    to meet our requirements. Water boiling test was done to determine stove efficiency. The plastic vapour production rate was thus calculated and was used later for the design of condenser.

    2.2 Design of Condenser

    Shell and tube condensers are employed for condensation of process vapours and are mostly used in the chemical process industries [8]. Shell and tube condenser with very slight inclination to horizontal was designed to be used in our experiment in order to facilitate proper support and for the liquid oil to flow naturally under the action of gravity for easy collection in the flask. The detailed design procedure for condenser has been given in table 4 in appendix.

    All the 3D modeling and design of pyrolysis reactor, condenser and overall plant were done in Solidworks 2016.

    3. Fabrication and assembly

    3.1 Fabrication of Pyrolysis Reactor

    Figure 1: Pyrolysis Reactor

    Scrap materials from the project done by Acharya et al. [9] were extensively used for fabrication of reactor and condenser. Locally available mild steel of thickness 3 mm was used for the fabrication of heads, shells and conical cap. Fabrication processes of cutting and welding were used [9]. Various specifications of


  • Proceedings of IOE Graduate Conference, 2017

    pyrolysis reactor are listed in table 1.

    Table 1: Specifications of Pyrolysis Reactor [9]

    Specifications Value Outer Diameter 500 mm Inner Diameter 494 mm Height of reactor 476 mm Capacity/Volume 91 liters (approx.)

    Two locally available cast iron water pipes of diameters 1.5′′ and 2.5′′ were welded to the reactor, the former at height of 396 mm and the latter, just above the base. Ball valves were connected to each pipe [9]. The pressure gauge was installed in the former and the latter was used as a pathway for char removal. A water pipe of 2.5′′

    was also connected at the side of conical cap to allow plastic vapor to enter the condenser shell. Asbestos gasket and high temperature silicone were used to seal reactor and conical cap. Finally, nuts and bolts were used to connect them. Sensor of electronic temperature measuring instrument was inserted inside the reactor via feed hole.

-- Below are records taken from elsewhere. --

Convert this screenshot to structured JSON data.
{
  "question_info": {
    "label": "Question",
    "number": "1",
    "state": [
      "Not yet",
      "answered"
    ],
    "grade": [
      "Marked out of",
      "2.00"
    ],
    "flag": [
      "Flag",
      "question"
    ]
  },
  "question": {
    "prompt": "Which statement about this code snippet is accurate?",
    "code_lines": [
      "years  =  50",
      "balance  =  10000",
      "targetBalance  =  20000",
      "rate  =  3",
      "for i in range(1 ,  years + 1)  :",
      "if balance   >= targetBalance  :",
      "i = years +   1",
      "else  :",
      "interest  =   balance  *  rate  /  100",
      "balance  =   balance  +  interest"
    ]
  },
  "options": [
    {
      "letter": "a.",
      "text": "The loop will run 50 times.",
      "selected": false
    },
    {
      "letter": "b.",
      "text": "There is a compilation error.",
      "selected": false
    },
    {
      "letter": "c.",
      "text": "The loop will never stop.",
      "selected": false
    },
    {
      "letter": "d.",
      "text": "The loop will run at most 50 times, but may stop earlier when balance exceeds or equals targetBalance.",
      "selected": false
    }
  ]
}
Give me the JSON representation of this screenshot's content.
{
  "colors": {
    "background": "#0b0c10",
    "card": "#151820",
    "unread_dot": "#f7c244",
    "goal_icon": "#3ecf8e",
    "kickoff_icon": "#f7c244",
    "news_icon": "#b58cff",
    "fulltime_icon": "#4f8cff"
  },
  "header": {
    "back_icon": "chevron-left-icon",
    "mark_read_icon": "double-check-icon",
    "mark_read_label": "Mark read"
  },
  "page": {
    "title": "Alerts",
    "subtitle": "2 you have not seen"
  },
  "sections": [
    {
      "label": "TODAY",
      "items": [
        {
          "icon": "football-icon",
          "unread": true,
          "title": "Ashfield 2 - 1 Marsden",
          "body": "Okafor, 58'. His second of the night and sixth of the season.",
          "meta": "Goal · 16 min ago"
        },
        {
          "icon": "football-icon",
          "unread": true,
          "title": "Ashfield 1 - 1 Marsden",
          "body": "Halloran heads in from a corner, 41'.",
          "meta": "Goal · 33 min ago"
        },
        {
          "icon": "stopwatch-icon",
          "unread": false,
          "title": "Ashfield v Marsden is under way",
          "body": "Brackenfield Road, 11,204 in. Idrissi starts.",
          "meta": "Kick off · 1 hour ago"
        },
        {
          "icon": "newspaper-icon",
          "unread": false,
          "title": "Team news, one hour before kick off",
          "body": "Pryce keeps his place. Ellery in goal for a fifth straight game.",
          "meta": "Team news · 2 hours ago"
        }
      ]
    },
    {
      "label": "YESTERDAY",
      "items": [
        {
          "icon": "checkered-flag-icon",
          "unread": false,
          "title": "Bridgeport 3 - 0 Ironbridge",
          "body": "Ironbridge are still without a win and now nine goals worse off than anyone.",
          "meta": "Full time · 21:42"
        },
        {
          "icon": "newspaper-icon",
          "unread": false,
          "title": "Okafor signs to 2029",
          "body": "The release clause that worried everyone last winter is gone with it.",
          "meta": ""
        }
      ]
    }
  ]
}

    3.2 Fabrication of Condenser

    Figure 2: Condenser

    Condenser shell, baffles and cover plate were made from mild steel [9]. The copper tubes were arranged in the tube sheet and then brazed to form tube bundle. Gaskets and high temperature silicone were used to seal cover plate and shell of the condenser. Various specifications of the condenser are enlisted in table 2.

    Table 2: Specifications of Condenser [9]

    Specifications Value Condenser type Shell and Tube Flow type Counter flow Shell side Plastic Vapor Copper tube side Water Copper tube size Outer diameter = 12.7 mm

    Inner diameter = 10.92 mm Tube length per pass 1.5 m No. of passes 1 No. of copper tubes 12 No. of baffles 28 Baffle Spacing 52 mm

    3.3 Assembly

    The reactor and the condenser were connected via cast iron water tube of 2.5′′ diameter. A locally available LPG stove was used as the heating source. Reactor was placed on the stove and a simple furnace made of bricks and mud was constructed on it. The final assembly of the plant is shown in figure 3.

    Figure 3: Waste Plastic Pyrolysis Plant

    4. Testing and Analysis

    Two water boiling tests were conducted to calculate the efficiency of LPG stove. A known mass of water was boiled in pyrolysis reactor by supplying LPG fuel of known heating value. The ratio of theoretical heat absorbed by water to boil plus py